During the deeper stages of non-REM sleep, the human body repairs itself, regrows tissues, builds bone and muscle, and strengthens the immune system. It's like the conscious waking self recedes into the background and the unconscious self can take over without hindrance. However, taking stress and anxiety to bed with us may impair this regenerative aspect of sleep. Therefore Optimal Sleep is critical for high performers.
Achieving Optimal Sleep
Sleep is essential for the proper function of the brain and nervous system. However, achieving a good night's sleep is often contingent on the place where we lay our heads. A familiar and comfortable environment is important, the absence of which can affect the amount and quality of sleep. In turn, this impacts psychological, emotional and physiological recovery (Samuels, 2008).
The inability to find sleep is classified in the research literature as insomnia, and defined by Roth (2007) as “the presence of an individual's report of difficulty with sleep”. Insomnia can be a real threat to performance and particularly so for those who travel in their business, sport or art. Therefore, it's effective when you establish routines and interventions that combat insomnia and sleep-related challenges. You can employ the following steps to enhance sleep.
- Only stay in bed for the time you are sleeping. In other words, for example, don't watch TV in bed.
- Don't try to sleep – it's counterproductive. Instead, read.
- Remove the clock from your bedroom. Set an alarm but leave the clock out of sight.
- Exercise in the evening.
- Avoid caffeine, alcohol and nicotine.
- Choose a regular time to bed and to rise.
Conclusion on The Brain-Body System
The relationship between brain and body is not in question. What is in question, however, for all performers at novice and elite level, is; how can I perform to my best? We have established in part one, the necessity for the brain to perform optimally as a prerequisite to performance at any level. Human performance is limited, but as athletes break records and business people become more innovative and creative, these limits are expanding. Fuelling the body and brain with optimal nutrition, and providing adequate rest and recovery is critical to growth, development and improved performance. Working diligently on these factors and seeking merely fractionally better outcomes, we may see improvements over time.

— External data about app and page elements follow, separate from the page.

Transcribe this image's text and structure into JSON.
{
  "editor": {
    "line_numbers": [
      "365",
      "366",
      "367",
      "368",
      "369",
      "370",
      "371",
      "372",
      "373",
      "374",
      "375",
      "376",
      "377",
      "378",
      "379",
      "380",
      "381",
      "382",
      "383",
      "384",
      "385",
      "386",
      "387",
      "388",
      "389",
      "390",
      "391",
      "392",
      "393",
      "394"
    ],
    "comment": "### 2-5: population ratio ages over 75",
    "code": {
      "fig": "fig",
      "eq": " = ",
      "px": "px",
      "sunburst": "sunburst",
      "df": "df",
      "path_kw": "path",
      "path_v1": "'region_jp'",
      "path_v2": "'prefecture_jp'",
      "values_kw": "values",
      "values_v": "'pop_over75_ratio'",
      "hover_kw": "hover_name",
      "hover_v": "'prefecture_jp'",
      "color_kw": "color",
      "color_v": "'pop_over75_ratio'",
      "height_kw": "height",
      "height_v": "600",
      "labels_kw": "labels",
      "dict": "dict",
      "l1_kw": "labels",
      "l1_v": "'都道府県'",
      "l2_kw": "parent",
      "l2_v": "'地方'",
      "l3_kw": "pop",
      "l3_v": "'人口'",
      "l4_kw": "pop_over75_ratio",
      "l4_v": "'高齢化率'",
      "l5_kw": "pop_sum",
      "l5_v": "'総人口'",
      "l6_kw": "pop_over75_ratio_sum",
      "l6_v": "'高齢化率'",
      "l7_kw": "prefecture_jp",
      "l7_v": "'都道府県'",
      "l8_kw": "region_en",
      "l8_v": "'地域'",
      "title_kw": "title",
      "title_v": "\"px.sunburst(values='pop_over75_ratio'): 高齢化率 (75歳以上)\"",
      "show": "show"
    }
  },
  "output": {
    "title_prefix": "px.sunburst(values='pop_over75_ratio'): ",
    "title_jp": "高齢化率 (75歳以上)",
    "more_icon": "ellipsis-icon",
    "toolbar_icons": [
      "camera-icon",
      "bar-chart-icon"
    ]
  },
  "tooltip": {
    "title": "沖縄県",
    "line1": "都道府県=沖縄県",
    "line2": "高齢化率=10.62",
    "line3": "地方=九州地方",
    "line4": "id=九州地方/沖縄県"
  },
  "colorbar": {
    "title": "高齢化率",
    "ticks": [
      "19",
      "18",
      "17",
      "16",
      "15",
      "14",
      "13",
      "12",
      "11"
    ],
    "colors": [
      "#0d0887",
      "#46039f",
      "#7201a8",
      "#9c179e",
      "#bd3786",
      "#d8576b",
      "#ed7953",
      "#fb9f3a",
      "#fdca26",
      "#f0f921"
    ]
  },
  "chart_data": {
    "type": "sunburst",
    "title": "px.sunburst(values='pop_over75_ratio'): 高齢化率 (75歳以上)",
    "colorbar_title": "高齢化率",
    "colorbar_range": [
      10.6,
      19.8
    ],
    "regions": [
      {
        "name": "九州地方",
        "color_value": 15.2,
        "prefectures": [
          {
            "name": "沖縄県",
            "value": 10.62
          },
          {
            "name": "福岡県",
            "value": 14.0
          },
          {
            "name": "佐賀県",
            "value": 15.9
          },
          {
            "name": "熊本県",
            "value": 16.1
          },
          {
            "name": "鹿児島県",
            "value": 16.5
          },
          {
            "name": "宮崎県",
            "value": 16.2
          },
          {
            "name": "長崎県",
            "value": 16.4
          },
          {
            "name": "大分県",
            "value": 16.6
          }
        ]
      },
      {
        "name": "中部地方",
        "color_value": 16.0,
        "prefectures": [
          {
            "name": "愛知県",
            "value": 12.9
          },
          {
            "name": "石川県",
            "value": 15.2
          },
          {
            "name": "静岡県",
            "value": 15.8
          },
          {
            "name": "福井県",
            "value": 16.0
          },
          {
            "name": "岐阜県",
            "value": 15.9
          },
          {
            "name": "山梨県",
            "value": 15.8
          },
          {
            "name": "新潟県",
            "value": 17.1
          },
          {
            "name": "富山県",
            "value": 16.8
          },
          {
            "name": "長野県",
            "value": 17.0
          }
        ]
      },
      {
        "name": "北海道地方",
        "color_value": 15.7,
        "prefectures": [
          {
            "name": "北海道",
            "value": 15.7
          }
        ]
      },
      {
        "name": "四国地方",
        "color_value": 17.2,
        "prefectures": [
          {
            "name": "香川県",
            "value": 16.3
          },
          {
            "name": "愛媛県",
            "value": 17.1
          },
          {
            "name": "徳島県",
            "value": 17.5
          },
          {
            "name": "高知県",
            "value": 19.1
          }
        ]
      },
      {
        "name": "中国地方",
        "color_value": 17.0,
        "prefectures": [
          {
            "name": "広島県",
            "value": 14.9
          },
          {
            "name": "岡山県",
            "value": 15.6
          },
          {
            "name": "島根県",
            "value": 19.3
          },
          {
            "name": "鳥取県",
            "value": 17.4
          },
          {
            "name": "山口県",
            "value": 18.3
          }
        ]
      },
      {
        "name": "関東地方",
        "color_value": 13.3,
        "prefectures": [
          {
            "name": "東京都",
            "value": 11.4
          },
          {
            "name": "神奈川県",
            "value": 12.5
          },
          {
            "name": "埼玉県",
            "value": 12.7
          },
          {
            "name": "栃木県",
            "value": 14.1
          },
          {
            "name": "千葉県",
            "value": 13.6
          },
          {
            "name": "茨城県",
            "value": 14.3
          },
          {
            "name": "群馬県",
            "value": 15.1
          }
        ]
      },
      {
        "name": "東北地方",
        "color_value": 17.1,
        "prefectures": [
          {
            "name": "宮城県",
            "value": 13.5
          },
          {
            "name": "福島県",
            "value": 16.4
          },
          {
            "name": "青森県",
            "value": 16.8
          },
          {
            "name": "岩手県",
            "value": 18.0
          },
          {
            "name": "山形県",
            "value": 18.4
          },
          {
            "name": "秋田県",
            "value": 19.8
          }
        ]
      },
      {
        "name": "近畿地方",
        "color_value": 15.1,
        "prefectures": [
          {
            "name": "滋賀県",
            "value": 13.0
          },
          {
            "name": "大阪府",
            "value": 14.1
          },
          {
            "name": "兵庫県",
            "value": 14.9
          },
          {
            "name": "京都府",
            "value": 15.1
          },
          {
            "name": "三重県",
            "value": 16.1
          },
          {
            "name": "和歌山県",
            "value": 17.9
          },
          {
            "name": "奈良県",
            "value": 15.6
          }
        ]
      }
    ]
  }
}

Read more about the human nervous system from the Noba Project from Portland State University